● **Exercise**
Report every line in the records below that holds the word "mycpp".

=== Section Start ===

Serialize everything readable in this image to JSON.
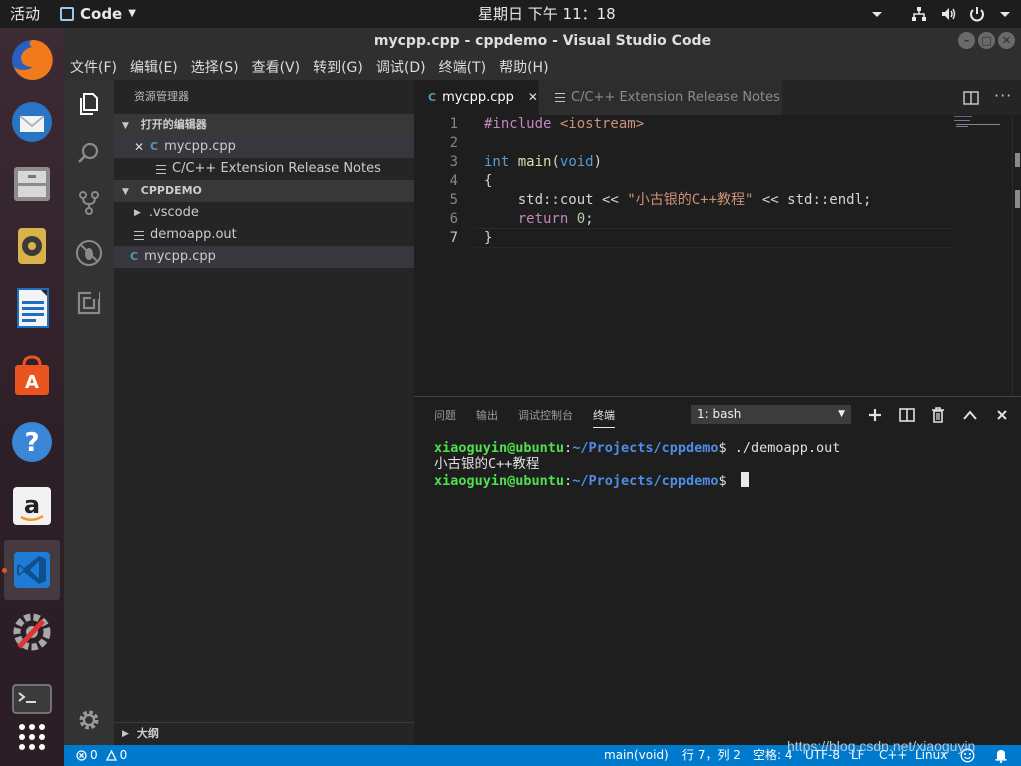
{
  "topbar": {
    "activities": "活动",
    "app_menu": "Code",
    "clock": "星期日 下午 11：18"
  },
  "window": {
    "title": "mycpp.cpp - cppdemo - Visual Studio Code"
  },
  "menu": [
    "文件(F)",
    "编辑(E)",
    "选择(S)",
    "查看(V)",
    "转到(G)",
    "调试(D)",
    "终端(T)",
    "帮助(H)"
  ],
  "dock": {
    "items": [
      {
        "name": "firefox-icon",
        "color": "#e66000"
      },
      {
        "name": "thunderbird-icon",
        "color": "#2a74c6"
      },
      {
        "name": "files-icon",
        "color": "#8c8c8c"
      },
      {
        "name": "rhythmbox-icon",
        "color": "#c9a33a"
      },
      {
        "name": "libreoffice-writer-icon",
        "color": "#1e6fbf"
      },
      {
        "name": "ubuntu-software-icon",
        "color": "#e95420"
      },
      {
        "name": "help-icon",
        "color": "#3b86d6"
      },
      {
        "name": "amazon-icon",
        "color": "#f2f2f2"
      },
      {
        "name": "vscode-icon",
        "color": "#1e7bd6"
      },
      {
        "name": "system-settings-icon",
        "color": "#9a9a9a"
      },
      {
        "name": "terminal-icon",
        "color": "#3b3b3b"
      },
      {
        "name": "show-applications-icon",
        "color": "#ffffff"
      }
    ]
  },
  "sidebar": {
    "title": "资源管理器",
    "open_editors_header": "打开的编辑器",
    "open_editors": [
      {
        "label": "mycpp.cpp",
        "close": "✕",
        "icon": "C"
      },
      {
        "label": "C/C++ Extension Release Notes"
      }
    ],
    "project_header": "CPPDEMO",
    "files": [
      {
        "label": ".vscode",
        "type": "folder"
      },
      {
        "label": "demoapp.out",
        "type": "file"
      },
      {
        "label": "mycpp.cpp",
        "type": "cpp"
      }
    ],
    "outline_header": "大纲"
  },
  "tabs": [
    {
      "label": "mycpp.cpp",
      "close": "✕"
    },
    {
      "label": "C/C++ Extension Release Notes"
    }
  ],
  "editor": {
    "line_numbers": [
      "1",
      "2",
      "3",
      "4",
      "5",
      "6",
      "7"
    ],
    "lines": [
      [
        {
          "t": "pp",
          "v": "#include "
        },
        {
          "t": "inc",
          "v": "<iostream>"
        }
      ],
      [],
      [
        {
          "t": "kw",
          "v": "int"
        },
        {
          "t": "txt",
          "v": " "
        },
        {
          "t": "fn",
          "v": "main"
        },
        {
          "t": "txt",
          "v": "("
        },
        {
          "t": "kw",
          "v": "void"
        },
        {
          "t": "txt",
          "v": ")"
        }
      ],
      [
        {
          "t": "txt",
          "v": "{"
        }
      ],
      [
        {
          "t": "txt",
          "v": "    std::cout << "
        },
        {
          "t": "str",
          "v": "\"小古银的C++教程\""
        },
        {
          "t": "txt",
          "v": " << std::endl;"
        }
      ],
      [
        {
          "t": "txt",
          "v": "    "
        },
        {
          "t": "pp",
          "v": "return"
        },
        {
          "t": "txt",
          "v": " "
        },
        {
          "t": "num",
          "v": "0"
        },
        {
          "t": "txt",
          "v": ";"
        }
      ],
      [
        {
          "t": "txt",
          "v": "}"
        }
      ]
    ]
  },
  "panel": {
    "tabs": [
      "问题",
      "输出",
      "调试控制台",
      "终端"
    ],
    "terminal_select": "1: bash",
    "terminal": {
      "user": "xiaoguyin@ubuntu",
      "path": "~/Projects/cppdemo",
      "prompt_suffix": "$ ",
      "command": "./demoapp.out",
      "output": "小古银的C++教程",
      "colon": ":"
    }
  },
  "statusbar": {
    "errors": "0",
    "warnings": "0",
    "scope": "main(void)",
    "position": "行 7，列 2",
    "spaces": "空格: 4",
    "encoding": "UTF-8",
    "eol": "LF",
    "language": "C++",
    "platform": "Linux"
  },
  "watermark": "https://blog.csdn.net/xiaoguyin",
  "colors": {
    "accent": "#007acc",
    "editor_bg": "#1e1e1e",
    "sidebar_bg": "#252526",
    "activitybar_bg": "#333333",
    "ubuntu_orange": "#e95420"
  }
}
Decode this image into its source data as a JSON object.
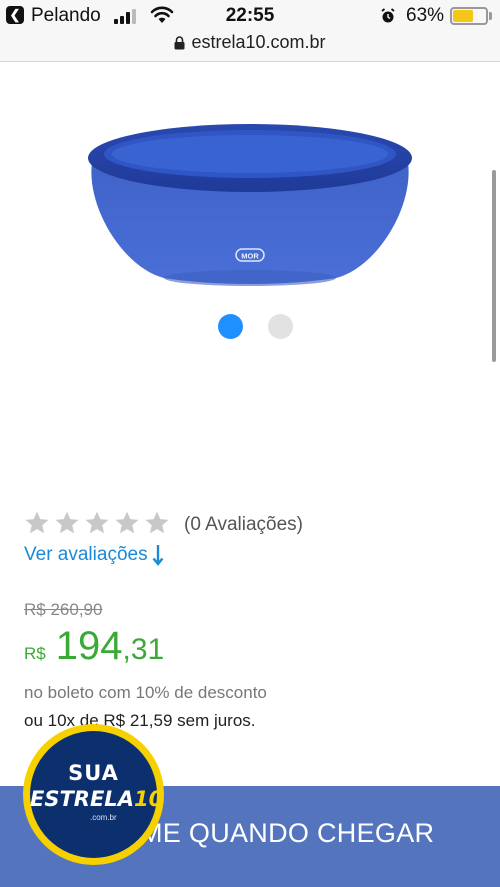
{
  "status_bar": {
    "back_label": "Pelando",
    "time": "22:55",
    "battery_percent_label": "63%",
    "battery_level": 0.63
  },
  "url_bar": {
    "url": "estrela10.com.br"
  },
  "product": {
    "brand_mark": "MOR",
    "carousel": {
      "total": 2,
      "active_index": 0
    }
  },
  "rating": {
    "stars_filled": 0,
    "stars_total": 5,
    "reviews_count_label": "(0 Avaliações)",
    "see_reviews_label": "Ver avaliações"
  },
  "price": {
    "old_price": "R$ 260,90",
    "currency": "R$",
    "integer": "194",
    "decimal": ",31",
    "boleto_text": "no boleto com 10% de desconto",
    "installments_text": "ou 10x de R$ 21,59 sem juros."
  },
  "notify": {
    "label": "ME QUANDO CHEGAR"
  },
  "badge": {
    "line1": "SUA",
    "line2_word": "ESTRELA",
    "line2_number": "10",
    "line3": ".com.br"
  },
  "colors": {
    "price_green": "#3aa935",
    "link_blue": "#1b8ad6",
    "notify_bar": "#5475be",
    "dot_active": "#1e90ff",
    "badge_yellow": "#f7d000",
    "badge_navy": "#0c2f6e"
  },
  "icons": {
    "back": "back-arrow-icon",
    "signal": "signal-bars-icon",
    "wifi": "wifi-icon",
    "alarm": "alarm-icon",
    "battery": "battery-icon",
    "lock": "lock-icon",
    "star": "star-icon",
    "arrow": "arrow-down-icon"
  }
}
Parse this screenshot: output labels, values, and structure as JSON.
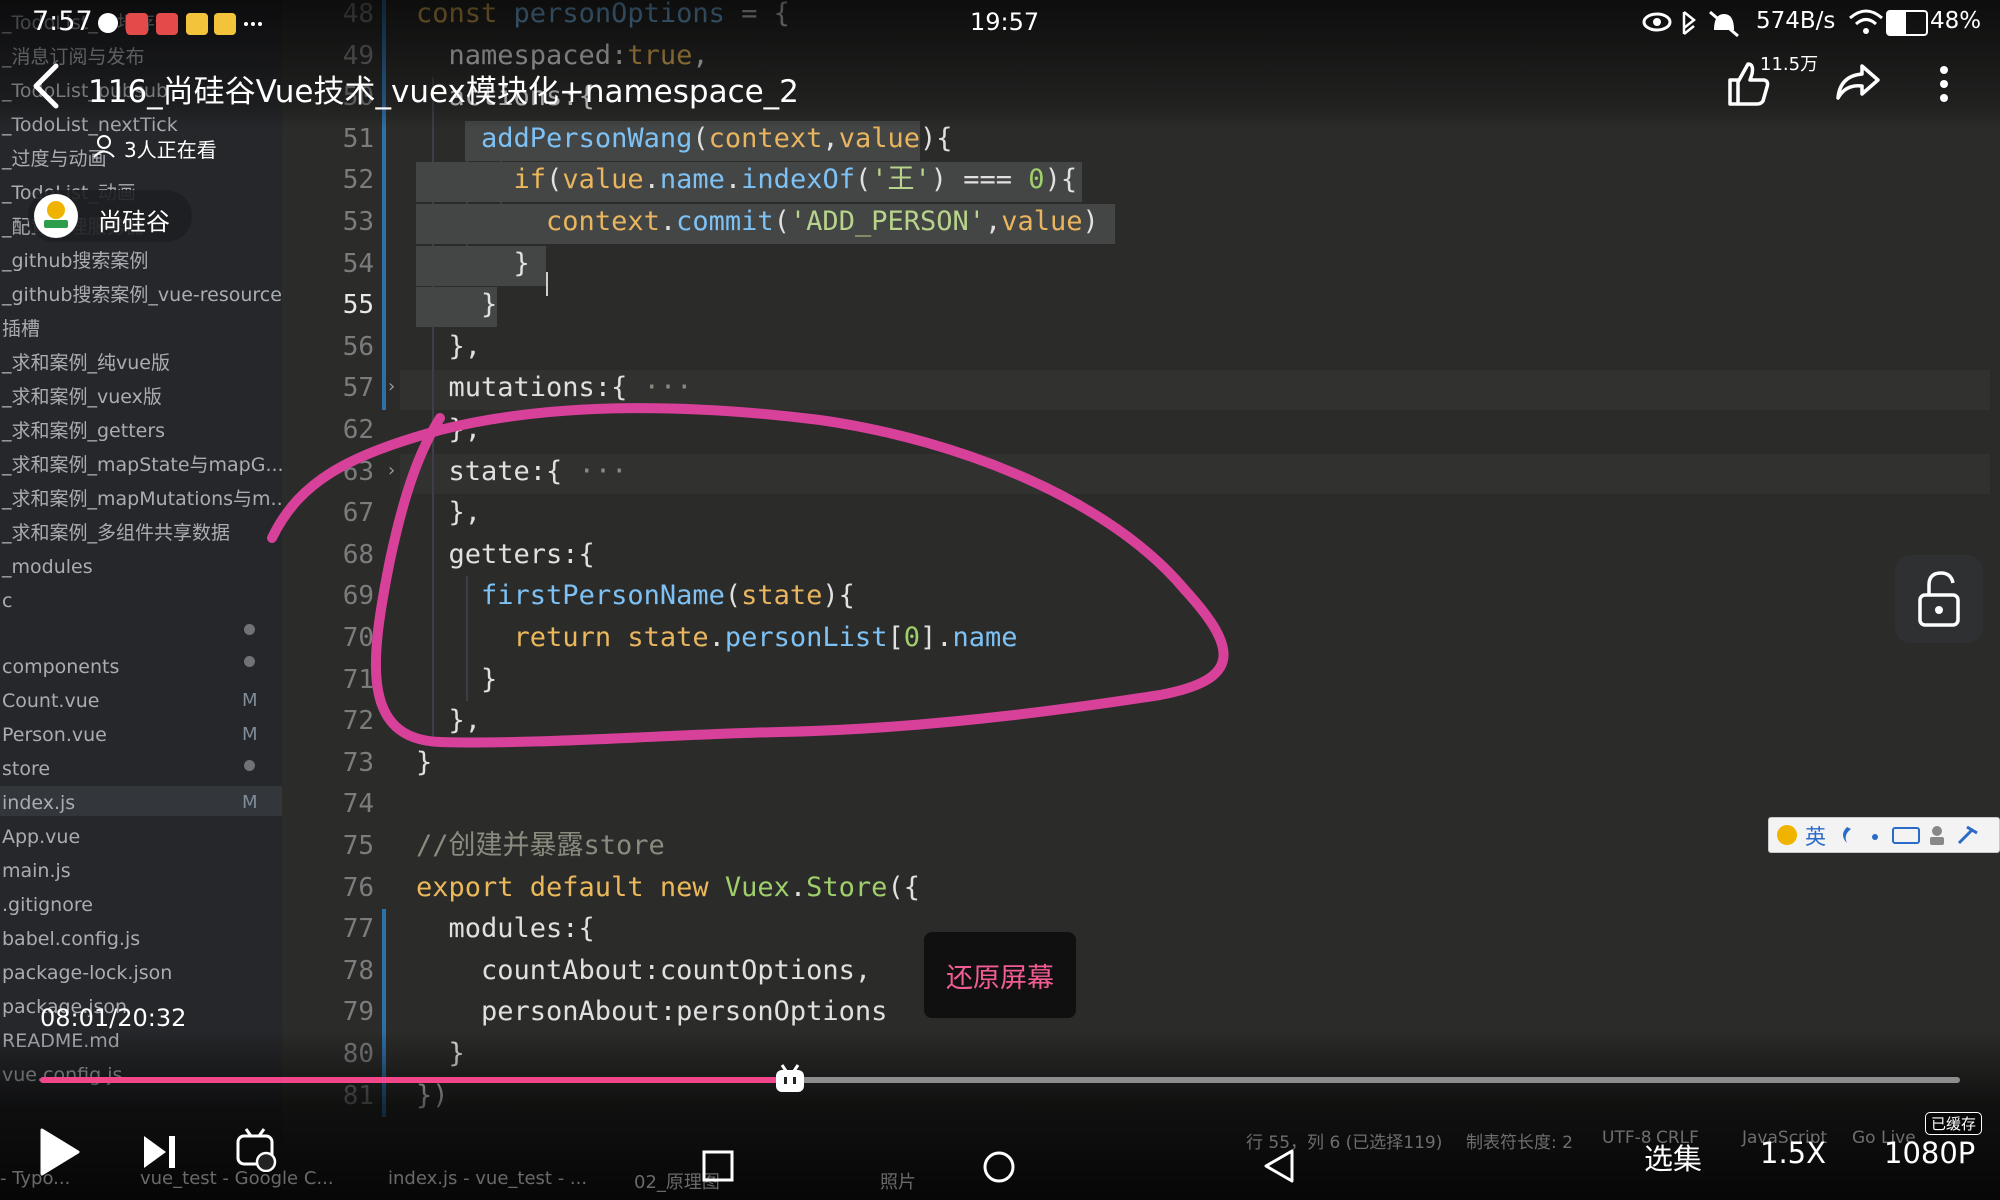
{
  "status_bar": {
    "time_left": "7:57",
    "time_center": "19:57",
    "net_speed": "574B/s",
    "battery": "48%"
  },
  "video": {
    "title": "116_尚硅谷Vue技术_vuex模块化+namespace_2",
    "viewers": "3人正在看",
    "uploader": "尚硅谷",
    "likes": "11.5万",
    "time": "08:01/20:32",
    "progress": 0.3906,
    "restore_label": "还原屏幕",
    "cached_badge": "已缓存",
    "episodes_label": "选集",
    "speed_label": "1.5X",
    "quality_label": "1080P"
  },
  "sidebar": {
    "items": [
      {
        "label": "_TodoList_本地存储"
      },
      {
        "label": "_消息订阅与发布"
      },
      {
        "label": "_TodoList_pubsub"
      },
      {
        "label": "_TodoList_nextTick"
      },
      {
        "label": "_过度与动画"
      },
      {
        "label": "_TodoList_动画"
      },
      {
        "label": "_配置代理服务器"
      },
      {
        "label": "_github搜索案例"
      },
      {
        "label": "_github搜索案例_vue-resource"
      },
      {
        "label": "插槽"
      },
      {
        "label": "_求和案例_纯vue版"
      },
      {
        "label": "_求和案例_vuex版"
      },
      {
        "label": "_求和案例_getters"
      },
      {
        "label": "_求和案例_mapState与mapG..."
      },
      {
        "label": "_求和案例_mapMutations与m..."
      },
      {
        "label": "_求和案例_多组件共享数据"
      },
      {
        "label": "_modules"
      },
      {
        "label": "c"
      },
      {
        "label": "components"
      },
      {
        "label": "Count.vue"
      },
      {
        "label": "Person.vue"
      },
      {
        "label": "store"
      },
      {
        "label": "index.js"
      },
      {
        "label": "App.vue"
      },
      {
        "label": "main.js"
      },
      {
        "label": ".gitignore"
      },
      {
        "label": "babel.config.js"
      },
      {
        "label": "package-lock.json"
      },
      {
        "label": "package.json"
      },
      {
        "label": "README.md"
      },
      {
        "label": "vue.config.js"
      }
    ],
    "mod_marker": "M"
  },
  "code": {
    "lines": [
      {
        "n": "48",
        "tokens": [
          [
            "k",
            "const "
          ],
          [
            "f",
            "personOptions"
          ],
          [
            "n",
            " = {"
          ]
        ]
      },
      {
        "n": "49",
        "tokens": [
          [
            "n",
            "  namespaced:"
          ],
          [
            "k",
            "true"
          ],
          [
            "n",
            ","
          ]
        ]
      },
      {
        "n": "50",
        "tokens": [
          [
            "n",
            "  actions:{"
          ]
        ]
      },
      {
        "n": "51",
        "tokens": [
          [
            "n",
            "    "
          ],
          [
            "f",
            "addPersonWang"
          ],
          [
            "n",
            "("
          ],
          [
            "p",
            "context"
          ],
          [
            "n",
            ","
          ],
          [
            "p",
            "value"
          ],
          [
            "n",
            "){"
          ]
        ]
      },
      {
        "n": "52",
        "tokens": [
          [
            "n",
            "      "
          ],
          [
            "k",
            "if"
          ],
          [
            "n",
            "("
          ],
          [
            "p",
            "value"
          ],
          [
            "n",
            "."
          ],
          [
            "f",
            "name"
          ],
          [
            "n",
            "."
          ],
          [
            "f",
            "indexOf"
          ],
          [
            "n",
            "("
          ],
          [
            "s",
            "'王'"
          ],
          [
            "n",
            ") === "
          ],
          [
            "g",
            "0"
          ],
          [
            "n",
            "){"
          ]
        ]
      },
      {
        "n": "53",
        "tokens": [
          [
            "n",
            "        "
          ],
          [
            "p",
            "context"
          ],
          [
            "n",
            "."
          ],
          [
            "f",
            "commit"
          ],
          [
            "n",
            "("
          ],
          [
            "s",
            "'ADD_PERSON'"
          ],
          [
            "n",
            ","
          ],
          [
            "p",
            "value"
          ],
          [
            "n",
            ")"
          ]
        ]
      },
      {
        "n": "54",
        "tokens": [
          [
            "n",
            "      }"
          ]
        ]
      },
      {
        "n": "55",
        "tokens": [
          [
            "n",
            "    }"
          ]
        ]
      },
      {
        "n": "56",
        "tokens": [
          [
            "n",
            "  },"
          ]
        ]
      },
      {
        "n": "57",
        "tokens": [
          [
            "n",
            "  mutations:{ "
          ],
          [
            "c",
            "···"
          ]
        ]
      },
      {
        "n": "62",
        "tokens": [
          [
            "n",
            "  },"
          ]
        ]
      },
      {
        "n": "63",
        "tokens": [
          [
            "n",
            "  state:{ "
          ],
          [
            "c",
            "···"
          ]
        ]
      },
      {
        "n": "67",
        "tokens": [
          [
            "n",
            "  },"
          ]
        ]
      },
      {
        "n": "68",
        "tokens": [
          [
            "n",
            "  getters:{"
          ]
        ]
      },
      {
        "n": "69",
        "tokens": [
          [
            "n",
            "    "
          ],
          [
            "f",
            "firstPersonName"
          ],
          [
            "n",
            "("
          ],
          [
            "p",
            "state"
          ],
          [
            "n",
            "){"
          ]
        ]
      },
      {
        "n": "70",
        "tokens": [
          [
            "n",
            "      "
          ],
          [
            "k",
            "return "
          ],
          [
            "p",
            "state"
          ],
          [
            "n",
            "."
          ],
          [
            "f",
            "personList"
          ],
          [
            "n",
            "["
          ],
          [
            "g",
            "0"
          ],
          [
            "n",
            "]."
          ],
          [
            "f",
            "name"
          ]
        ]
      },
      {
        "n": "71",
        "tokens": [
          [
            "n",
            "    }"
          ]
        ]
      },
      {
        "n": "72",
        "tokens": [
          [
            "n",
            "  },"
          ]
        ]
      },
      {
        "n": "73",
        "tokens": [
          [
            "n",
            "}"
          ]
        ]
      },
      {
        "n": "74",
        "tokens": []
      },
      {
        "n": "75",
        "tokens": [
          [
            "c",
            "//创建并暴露store"
          ]
        ]
      },
      {
        "n": "76",
        "tokens": [
          [
            "k",
            "export default new "
          ],
          [
            "g",
            "Vuex"
          ],
          [
            "n",
            "."
          ],
          [
            "g",
            "Store"
          ],
          [
            "n",
            "({"
          ]
        ]
      },
      {
        "n": "77",
        "tokens": [
          [
            "n",
            "  modules:{"
          ]
        ]
      },
      {
        "n": "78",
        "tokens": [
          [
            "n",
            "    countAbout:countOptions,"
          ]
        ]
      },
      {
        "n": "79",
        "tokens": [
          [
            "n",
            "    personAbout:personOptions"
          ]
        ]
      },
      {
        "n": "80",
        "tokens": [
          [
            "n",
            "  }"
          ]
        ]
      },
      {
        "n": "81",
        "tokens": [
          [
            "n",
            "})"
          ]
        ]
      }
    ],
    "active_line": "55"
  },
  "editor_status": {
    "position": "行 55，列 6 (已选择119)",
    "tab_size": "制表符长度: 2",
    "encoding": "UTF-8",
    "eol": "CRLF",
    "language": "JavaScript",
    "go_live": "Go Live"
  },
  "taskbar": {
    "items": [
      "- Typo...",
      "vue_test - Google C...",
      "index.js - vue_test - ...",
      "02_原理图",
      "照片"
    ]
  },
  "ime": {
    "lang": "英"
  },
  "colors": {
    "accent_pink": "#f2468a",
    "annotation_pink": "#d8419a",
    "restore_text": "#f25b93"
  },
  "icons": [
    "back-arrow-icon",
    "viewers-icon",
    "like-icon",
    "share-icon",
    "more-icon",
    "lock-icon",
    "play-icon",
    "next-icon",
    "danmaku-icon",
    "home-square-icon",
    "home-circle-icon",
    "home-back-icon"
  ]
}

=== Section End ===

● **Task answer**
    "title": "mycpp.cpp - cppdemo - Visual Studio Code"
        "label": "mycpp.cpp",
        "label": "mycpp.cpp",
      "label": "mycpp.cpp",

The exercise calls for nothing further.